college. Fred Zuker, an experienced admissions professional, has outlined the developmental
stages he sees students working through from high school graduation on.
1. Post Graduation Latency - the days immediately following high school graduation. A
bittersweet time of sadness at the passing of high school, and of self-satisfaction and eager
anticipation for the challenges and possibly glory represented by going to college.
2. Incipient Separation Anxiety - the last days of summer. The realization that soon the
student will leave behind family, friends, and home, and the support of high school system in
which the student has achieved success.
3. Acute Undifferentiated Anxiety - the last days of summer and the first days of college. This
time will include: first encounter with the new roommate, the college bureaucracy, college
classroom, and college society.
4. Expectation and Elation: The Honeymoon Phase - the first days of the college experience
and the beginning of classes. A time of unreasonable expectations about college. Students
expect to have immediate intellectual experiences and to become socially adept.
5. Depression and Frustration: The End of the Honeymoon Phase - the weeks immediately
following the beginning of class. The realization that going to college is not all that glamorous.
There is a great deal of hard work, some frustration and disappointment. Students may have
received their first low grades. A time of crushing homesickness.
6. The Transfer Phase or The Grass is Always Greener - usually appears shortly before the
first mid-term exams. Students begin to think that college life must be better at another school.
They think transferring may alleviate some of their discomforts.
7. The Thomas Wolfe Phase or You Can't Go Home Again - the first time students going
away to school return home. The realization that things at home have changed; or perhaps the
returning student has changed.
8. Primitive Coping Behavior - the time between the first mid-term exams and the first
approach of the final examination period. This period marks the development of the ability to
use the library, first real conversation with the roommate, the first "intellectual experience," and
expansion of the student's social awareness.
9. Return of the Repressed Fear of Failure - the approach of the first final examination
period. The realization that much work is to be done, and the future, to a large extent, depends
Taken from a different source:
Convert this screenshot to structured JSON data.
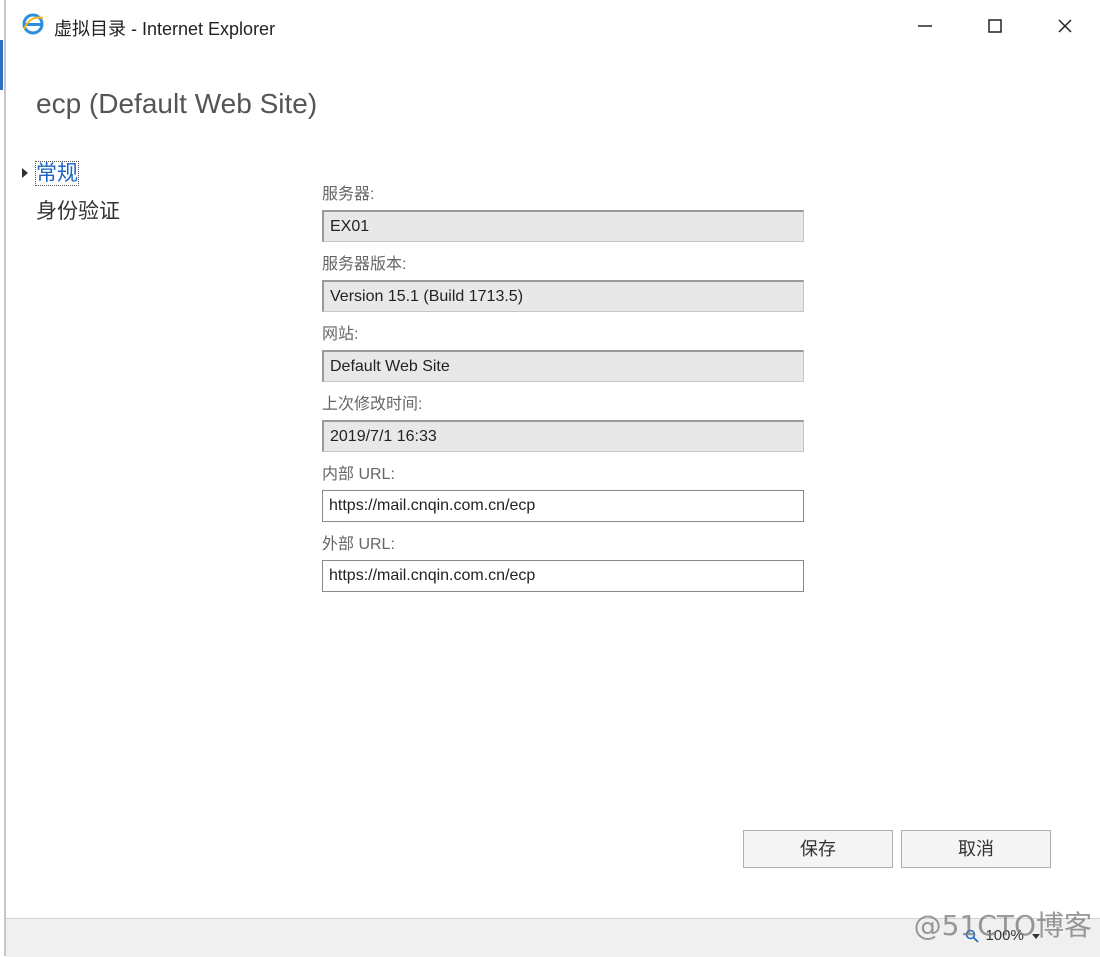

upon academic performance and success.
10. Consolidation and Adaptation - usually occurs some time during the second semester.
The point at which the student understands that success or failure depends upon the individual.
Life in college is rich in opportunity and responds best to those who work hard and become
Not all of our students and children will have the same degree of anxiety, and not all will go
through these stages of growth at the same rates. Our goal is to try to understand the emotional
needs of each individual and to provide what we can to make the transition a growth experience.
We believe that students who are informed, who are realistic, who are supported, and who have
the experience in perspective will be the students who cope most successfully and adjust most